▸ MATERIAL FOR THIS TASK:
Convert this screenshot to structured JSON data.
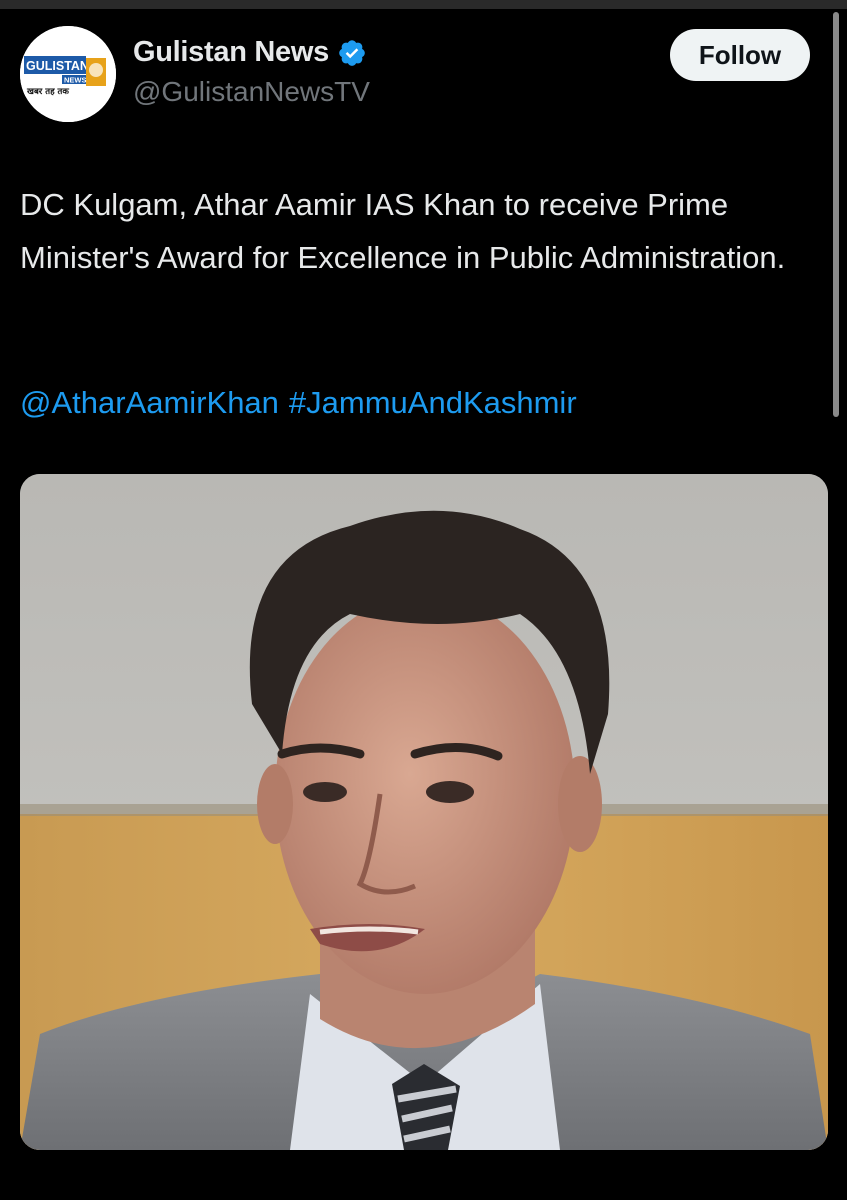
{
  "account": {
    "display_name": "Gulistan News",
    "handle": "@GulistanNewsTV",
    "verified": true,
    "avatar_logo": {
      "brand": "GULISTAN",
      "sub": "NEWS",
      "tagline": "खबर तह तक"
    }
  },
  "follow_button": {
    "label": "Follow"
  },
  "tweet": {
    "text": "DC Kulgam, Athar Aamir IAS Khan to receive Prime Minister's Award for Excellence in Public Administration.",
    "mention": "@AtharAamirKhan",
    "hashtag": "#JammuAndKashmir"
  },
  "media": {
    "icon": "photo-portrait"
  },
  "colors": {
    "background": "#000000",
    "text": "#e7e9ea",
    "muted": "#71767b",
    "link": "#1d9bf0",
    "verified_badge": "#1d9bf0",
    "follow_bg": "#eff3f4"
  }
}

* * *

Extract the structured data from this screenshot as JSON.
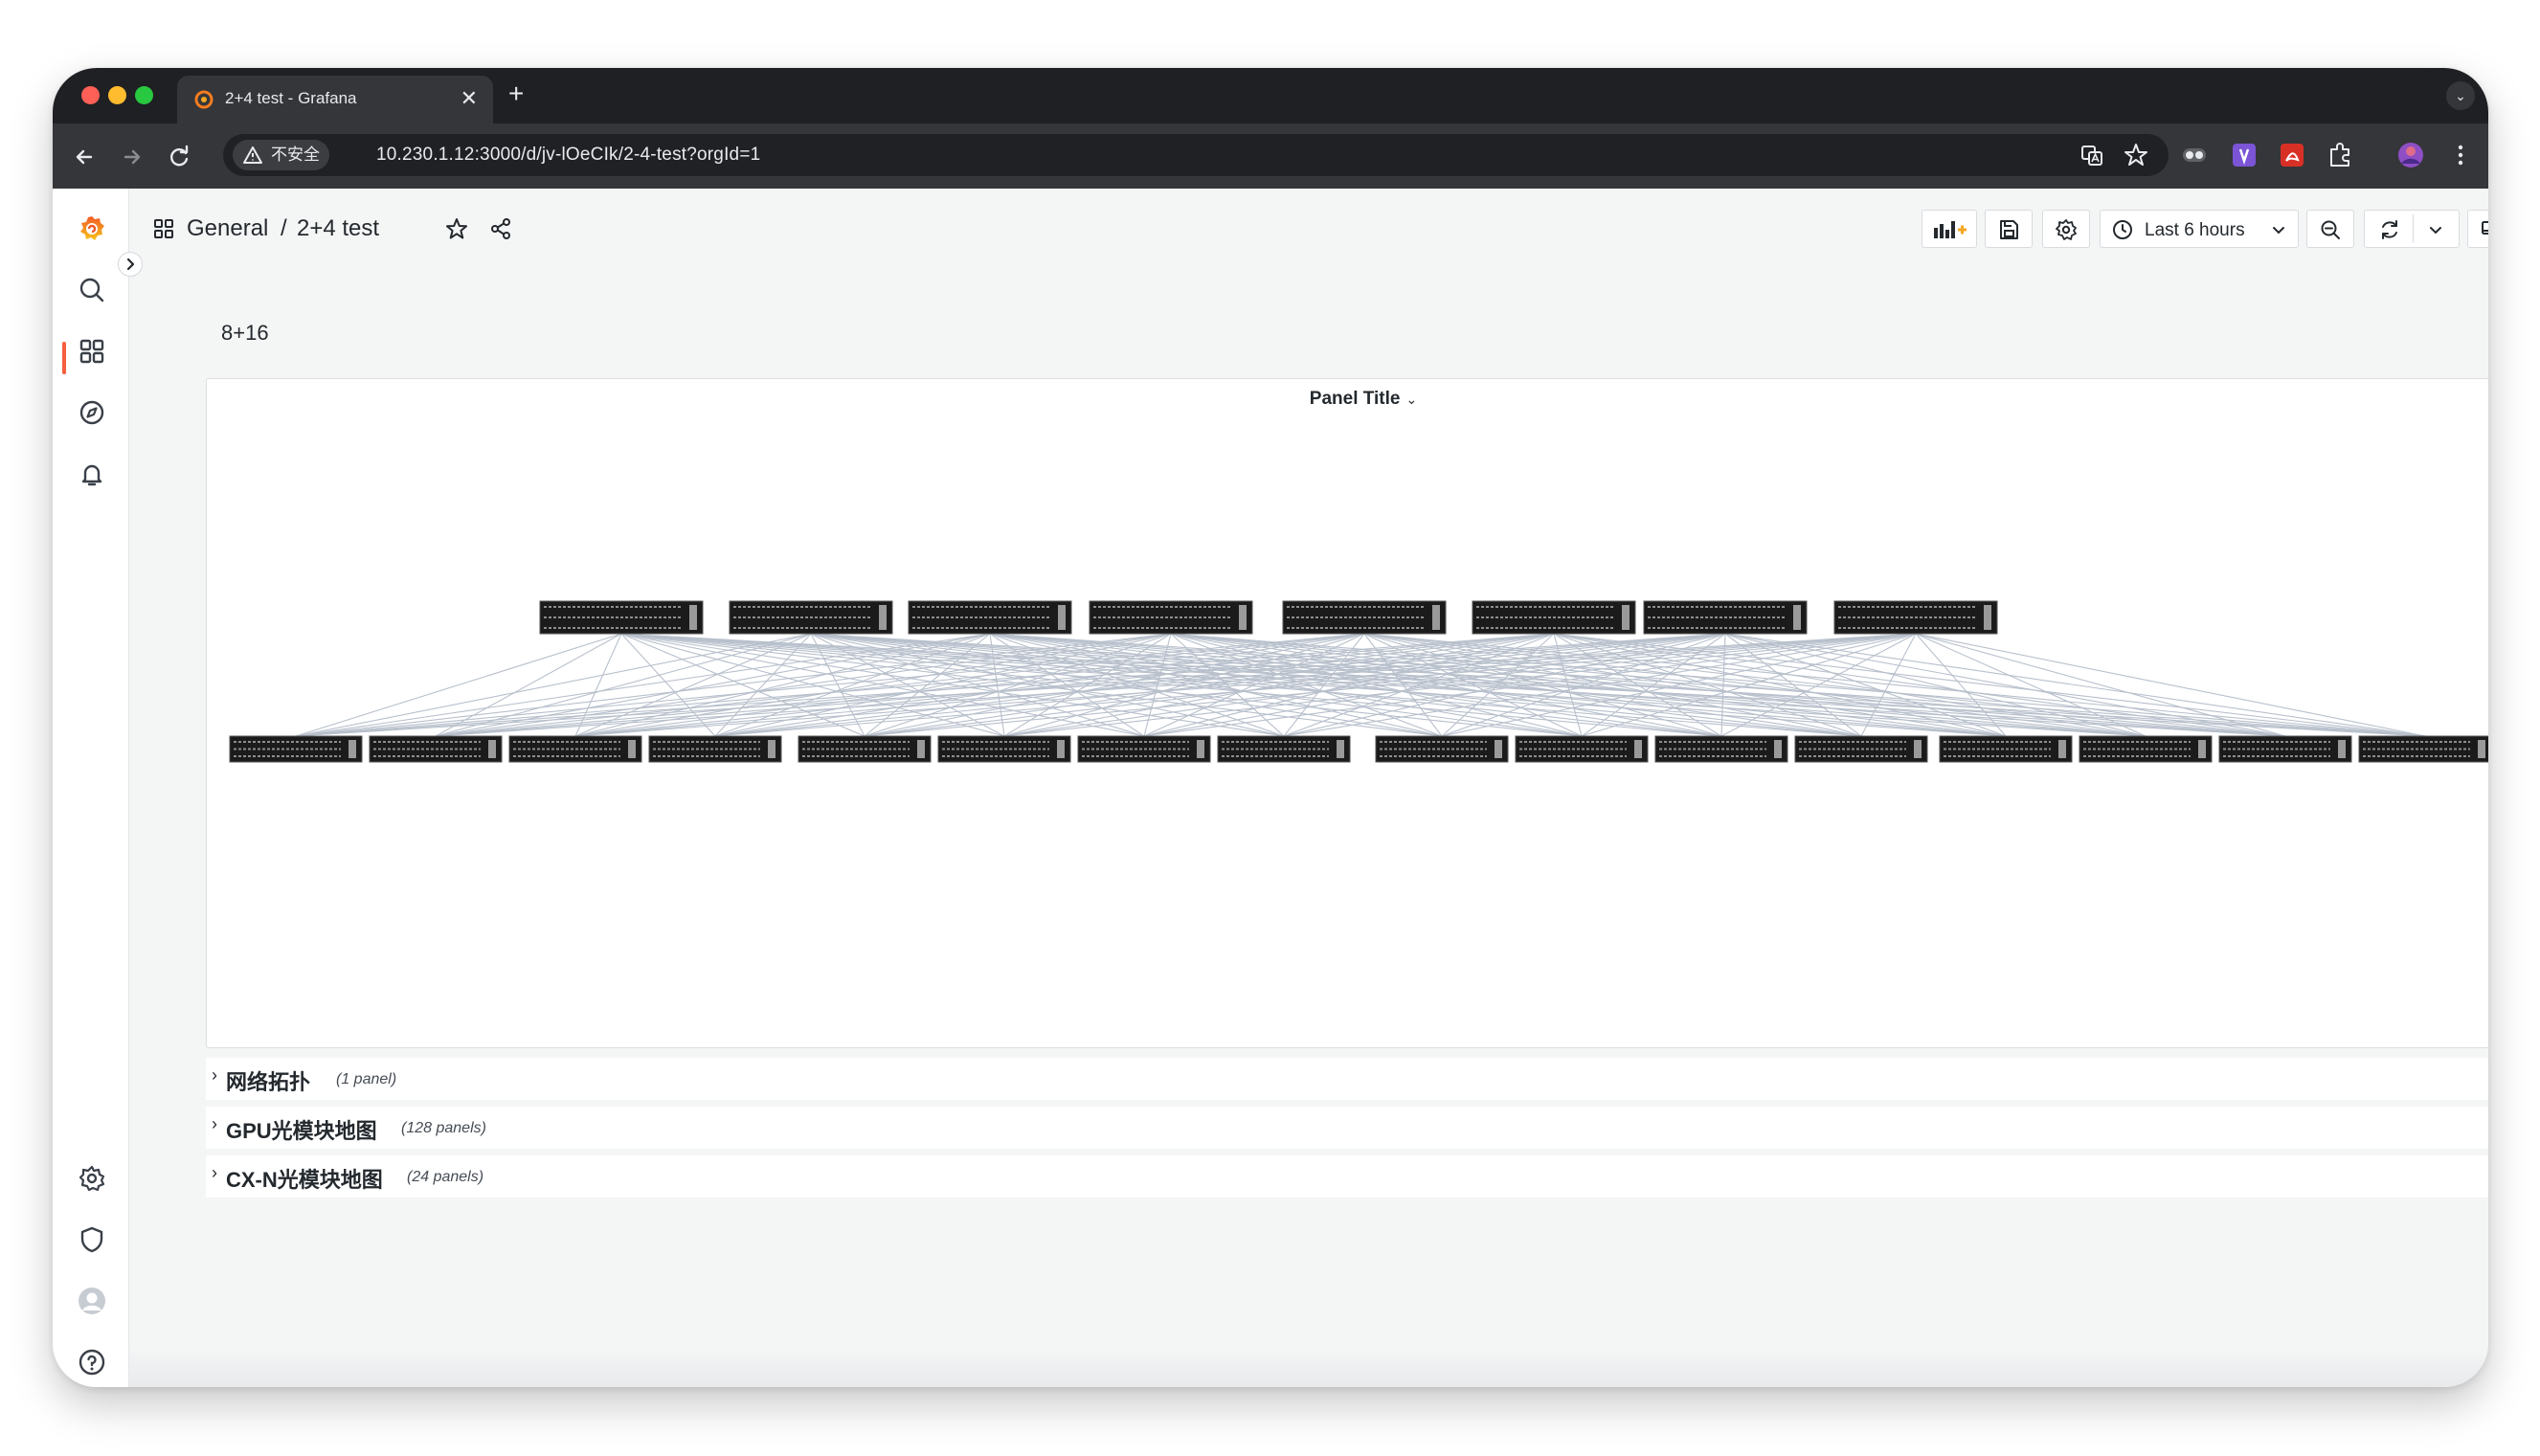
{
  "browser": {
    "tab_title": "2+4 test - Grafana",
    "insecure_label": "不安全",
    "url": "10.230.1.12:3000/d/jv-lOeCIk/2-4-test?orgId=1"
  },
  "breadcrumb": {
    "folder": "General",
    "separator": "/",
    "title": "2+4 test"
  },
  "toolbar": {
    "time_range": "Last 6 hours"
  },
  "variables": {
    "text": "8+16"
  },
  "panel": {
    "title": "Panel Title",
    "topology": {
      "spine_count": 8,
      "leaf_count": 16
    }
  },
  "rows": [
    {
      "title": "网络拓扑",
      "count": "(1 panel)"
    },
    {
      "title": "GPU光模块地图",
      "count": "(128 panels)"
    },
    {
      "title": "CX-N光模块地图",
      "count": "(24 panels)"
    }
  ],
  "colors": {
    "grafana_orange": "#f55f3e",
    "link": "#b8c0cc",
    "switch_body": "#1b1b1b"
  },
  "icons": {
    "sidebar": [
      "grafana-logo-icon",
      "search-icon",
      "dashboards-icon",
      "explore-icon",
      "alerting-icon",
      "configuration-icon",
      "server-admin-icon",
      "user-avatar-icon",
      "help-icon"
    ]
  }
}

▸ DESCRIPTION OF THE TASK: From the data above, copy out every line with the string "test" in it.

▸ EXERCISE SOLUTION:
    "tab_title": "2+4 test - Grafana",
    "url": "10.230.1.12:3000/d/jv-lOeCIk/2-4-test?orgId=1"
    "title": "2+4 test"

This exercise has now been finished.